» **EXERCISE GOAL**:
Copy each line of the following data that contains "jenis".

» **Records from a data source**:
_ _ _ _

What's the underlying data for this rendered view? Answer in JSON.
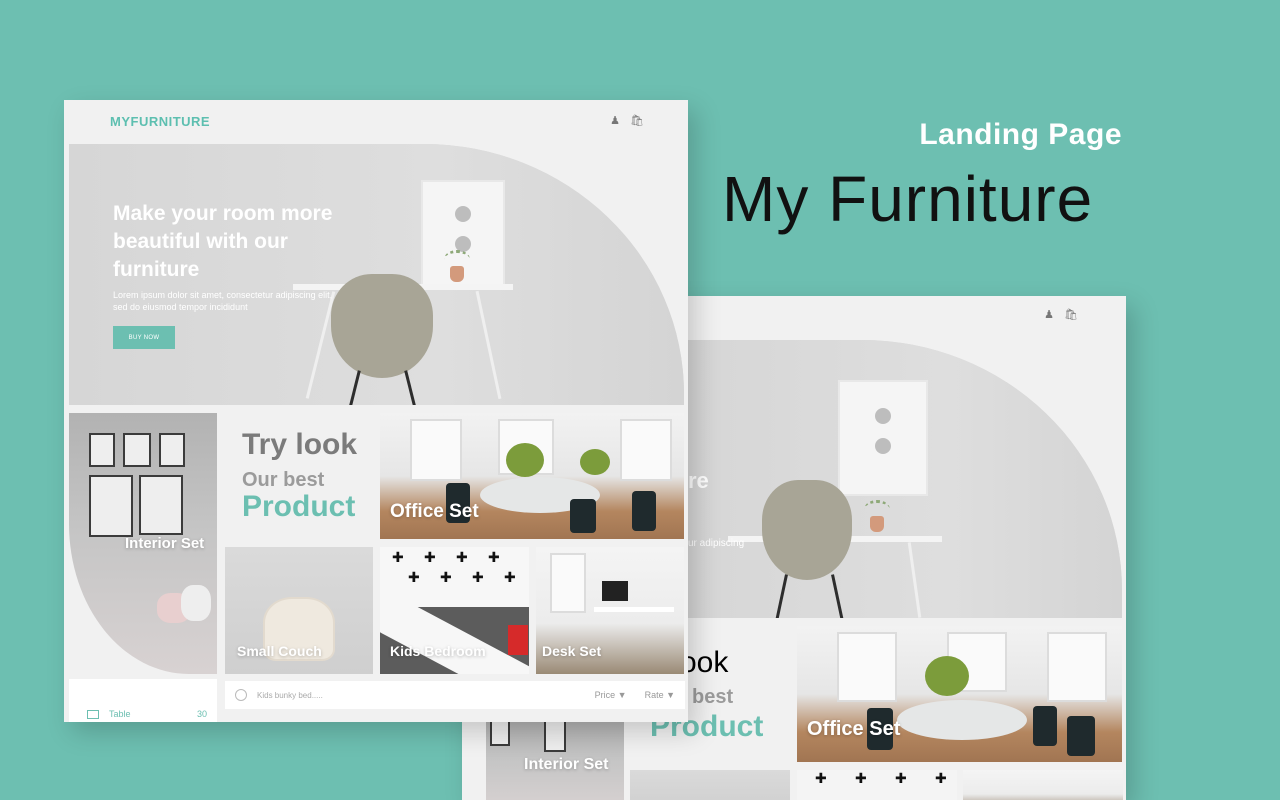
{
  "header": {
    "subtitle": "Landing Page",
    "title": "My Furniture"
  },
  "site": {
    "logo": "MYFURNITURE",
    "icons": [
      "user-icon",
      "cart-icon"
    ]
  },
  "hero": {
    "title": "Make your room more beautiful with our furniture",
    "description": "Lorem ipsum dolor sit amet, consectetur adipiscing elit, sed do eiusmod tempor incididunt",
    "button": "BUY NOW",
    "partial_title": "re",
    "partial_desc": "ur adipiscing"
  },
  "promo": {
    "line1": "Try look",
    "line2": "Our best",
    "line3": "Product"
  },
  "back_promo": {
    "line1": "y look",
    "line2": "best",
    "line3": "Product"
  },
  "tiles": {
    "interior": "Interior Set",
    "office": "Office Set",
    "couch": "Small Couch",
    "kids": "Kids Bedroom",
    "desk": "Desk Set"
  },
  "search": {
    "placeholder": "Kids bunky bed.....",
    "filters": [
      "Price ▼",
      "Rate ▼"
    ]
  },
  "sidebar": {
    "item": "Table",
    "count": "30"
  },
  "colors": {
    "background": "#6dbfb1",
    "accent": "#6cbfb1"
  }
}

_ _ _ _

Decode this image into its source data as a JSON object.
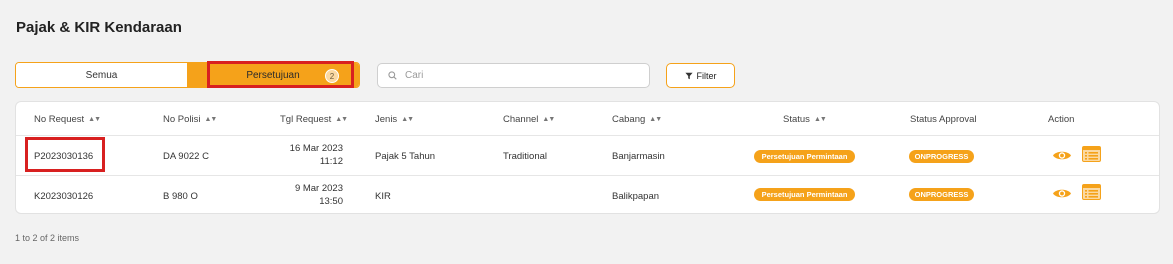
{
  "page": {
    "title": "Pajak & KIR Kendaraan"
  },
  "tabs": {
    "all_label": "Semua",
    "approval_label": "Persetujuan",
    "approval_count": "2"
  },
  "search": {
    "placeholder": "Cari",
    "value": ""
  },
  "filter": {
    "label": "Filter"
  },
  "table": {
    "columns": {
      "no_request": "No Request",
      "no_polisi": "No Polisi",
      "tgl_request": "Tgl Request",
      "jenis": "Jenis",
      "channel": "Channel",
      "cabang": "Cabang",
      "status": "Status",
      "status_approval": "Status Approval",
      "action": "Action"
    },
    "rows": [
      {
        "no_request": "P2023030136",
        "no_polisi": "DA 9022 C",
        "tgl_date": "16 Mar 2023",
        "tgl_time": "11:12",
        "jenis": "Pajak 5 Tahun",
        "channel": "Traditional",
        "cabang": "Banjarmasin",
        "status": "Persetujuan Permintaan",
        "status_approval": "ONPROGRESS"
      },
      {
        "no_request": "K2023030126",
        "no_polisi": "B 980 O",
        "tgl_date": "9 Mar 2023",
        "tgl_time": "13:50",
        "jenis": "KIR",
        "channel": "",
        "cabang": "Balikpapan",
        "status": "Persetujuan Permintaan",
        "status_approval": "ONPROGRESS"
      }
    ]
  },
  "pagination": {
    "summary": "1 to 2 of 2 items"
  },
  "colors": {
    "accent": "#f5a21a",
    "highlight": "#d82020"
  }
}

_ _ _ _

» **TASK ANSWER**:
      "jenis": "Jenis",
        "jenis": "Pajak 5 Tahun",
        "jenis": "KIR",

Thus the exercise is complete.